> **Your instructions**:
From the entries below, count every line that contains the word "piano". Please give the number and nothing else.
-------- Extracted records --------
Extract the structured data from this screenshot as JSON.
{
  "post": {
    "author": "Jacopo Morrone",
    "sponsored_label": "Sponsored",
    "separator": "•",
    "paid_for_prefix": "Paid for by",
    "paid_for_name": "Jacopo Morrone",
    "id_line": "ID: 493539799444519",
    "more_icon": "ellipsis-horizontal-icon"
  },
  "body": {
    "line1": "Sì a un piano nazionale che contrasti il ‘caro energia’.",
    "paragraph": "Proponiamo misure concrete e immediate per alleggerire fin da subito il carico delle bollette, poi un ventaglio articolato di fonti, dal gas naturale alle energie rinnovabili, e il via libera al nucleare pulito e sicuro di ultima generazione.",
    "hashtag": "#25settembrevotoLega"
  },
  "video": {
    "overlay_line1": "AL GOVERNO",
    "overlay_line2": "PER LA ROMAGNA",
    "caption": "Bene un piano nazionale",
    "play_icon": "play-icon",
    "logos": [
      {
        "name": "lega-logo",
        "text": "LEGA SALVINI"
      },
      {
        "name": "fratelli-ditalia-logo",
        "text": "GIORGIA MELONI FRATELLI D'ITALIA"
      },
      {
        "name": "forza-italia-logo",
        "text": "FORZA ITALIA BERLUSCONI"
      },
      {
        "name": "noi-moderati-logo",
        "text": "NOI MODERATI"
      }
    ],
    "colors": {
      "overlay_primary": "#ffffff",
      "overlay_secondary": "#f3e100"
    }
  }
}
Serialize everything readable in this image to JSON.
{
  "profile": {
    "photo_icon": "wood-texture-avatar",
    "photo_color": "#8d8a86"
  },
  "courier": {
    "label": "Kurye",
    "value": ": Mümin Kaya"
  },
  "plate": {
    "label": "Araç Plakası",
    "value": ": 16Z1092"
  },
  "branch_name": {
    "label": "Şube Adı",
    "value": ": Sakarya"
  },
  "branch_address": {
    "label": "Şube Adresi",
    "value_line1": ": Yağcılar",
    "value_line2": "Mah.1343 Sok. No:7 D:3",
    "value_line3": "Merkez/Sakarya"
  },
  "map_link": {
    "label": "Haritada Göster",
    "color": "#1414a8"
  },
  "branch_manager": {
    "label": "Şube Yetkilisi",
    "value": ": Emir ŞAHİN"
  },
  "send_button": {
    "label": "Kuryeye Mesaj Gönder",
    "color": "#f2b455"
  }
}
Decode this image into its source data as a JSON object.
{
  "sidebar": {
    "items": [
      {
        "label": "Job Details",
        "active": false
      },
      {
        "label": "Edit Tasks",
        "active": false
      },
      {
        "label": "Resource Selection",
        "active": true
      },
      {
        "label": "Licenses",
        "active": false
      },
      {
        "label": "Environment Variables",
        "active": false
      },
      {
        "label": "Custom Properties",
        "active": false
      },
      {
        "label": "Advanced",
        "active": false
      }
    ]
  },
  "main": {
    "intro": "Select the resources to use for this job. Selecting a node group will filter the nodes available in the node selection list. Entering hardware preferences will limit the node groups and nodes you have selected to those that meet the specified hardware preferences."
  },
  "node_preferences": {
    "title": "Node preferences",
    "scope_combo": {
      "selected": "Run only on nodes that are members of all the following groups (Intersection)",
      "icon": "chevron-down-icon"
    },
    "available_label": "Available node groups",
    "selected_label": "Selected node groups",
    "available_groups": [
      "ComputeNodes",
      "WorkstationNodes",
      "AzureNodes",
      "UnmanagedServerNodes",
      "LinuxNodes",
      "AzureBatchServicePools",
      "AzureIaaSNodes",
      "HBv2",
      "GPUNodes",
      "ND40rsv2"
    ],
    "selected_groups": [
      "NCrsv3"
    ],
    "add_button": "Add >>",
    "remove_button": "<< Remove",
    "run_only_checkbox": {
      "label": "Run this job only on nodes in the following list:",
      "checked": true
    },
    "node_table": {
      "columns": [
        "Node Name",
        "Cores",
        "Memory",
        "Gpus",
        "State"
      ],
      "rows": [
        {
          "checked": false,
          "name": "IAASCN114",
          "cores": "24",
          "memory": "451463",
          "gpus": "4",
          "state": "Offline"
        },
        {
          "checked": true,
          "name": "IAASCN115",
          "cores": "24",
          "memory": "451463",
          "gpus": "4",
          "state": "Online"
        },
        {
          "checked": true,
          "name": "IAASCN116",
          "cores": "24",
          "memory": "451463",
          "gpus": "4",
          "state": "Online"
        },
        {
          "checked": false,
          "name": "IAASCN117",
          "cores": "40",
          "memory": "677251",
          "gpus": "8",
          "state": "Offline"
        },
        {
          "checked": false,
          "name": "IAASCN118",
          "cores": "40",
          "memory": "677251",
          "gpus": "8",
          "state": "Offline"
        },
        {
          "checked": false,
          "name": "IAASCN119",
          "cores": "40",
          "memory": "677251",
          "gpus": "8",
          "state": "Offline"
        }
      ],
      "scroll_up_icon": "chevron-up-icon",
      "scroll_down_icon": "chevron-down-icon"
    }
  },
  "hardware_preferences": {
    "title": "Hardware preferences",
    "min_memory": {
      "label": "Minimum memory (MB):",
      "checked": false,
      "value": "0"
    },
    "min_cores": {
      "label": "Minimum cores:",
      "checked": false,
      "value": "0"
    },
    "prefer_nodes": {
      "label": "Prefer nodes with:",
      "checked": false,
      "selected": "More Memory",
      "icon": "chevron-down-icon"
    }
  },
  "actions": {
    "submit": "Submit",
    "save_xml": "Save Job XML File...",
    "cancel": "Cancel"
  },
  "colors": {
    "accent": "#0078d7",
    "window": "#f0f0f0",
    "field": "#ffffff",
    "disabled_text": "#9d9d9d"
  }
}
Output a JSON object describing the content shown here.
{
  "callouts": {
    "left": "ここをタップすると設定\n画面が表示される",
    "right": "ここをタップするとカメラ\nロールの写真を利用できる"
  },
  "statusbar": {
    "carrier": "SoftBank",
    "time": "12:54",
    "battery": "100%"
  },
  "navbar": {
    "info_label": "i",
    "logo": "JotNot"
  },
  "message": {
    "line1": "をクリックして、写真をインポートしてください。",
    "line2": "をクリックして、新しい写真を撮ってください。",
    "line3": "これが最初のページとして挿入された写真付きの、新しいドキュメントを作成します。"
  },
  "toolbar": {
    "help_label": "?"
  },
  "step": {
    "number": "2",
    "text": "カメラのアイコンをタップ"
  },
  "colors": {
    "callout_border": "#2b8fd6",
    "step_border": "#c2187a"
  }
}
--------
> **Answer to the exercise**:
2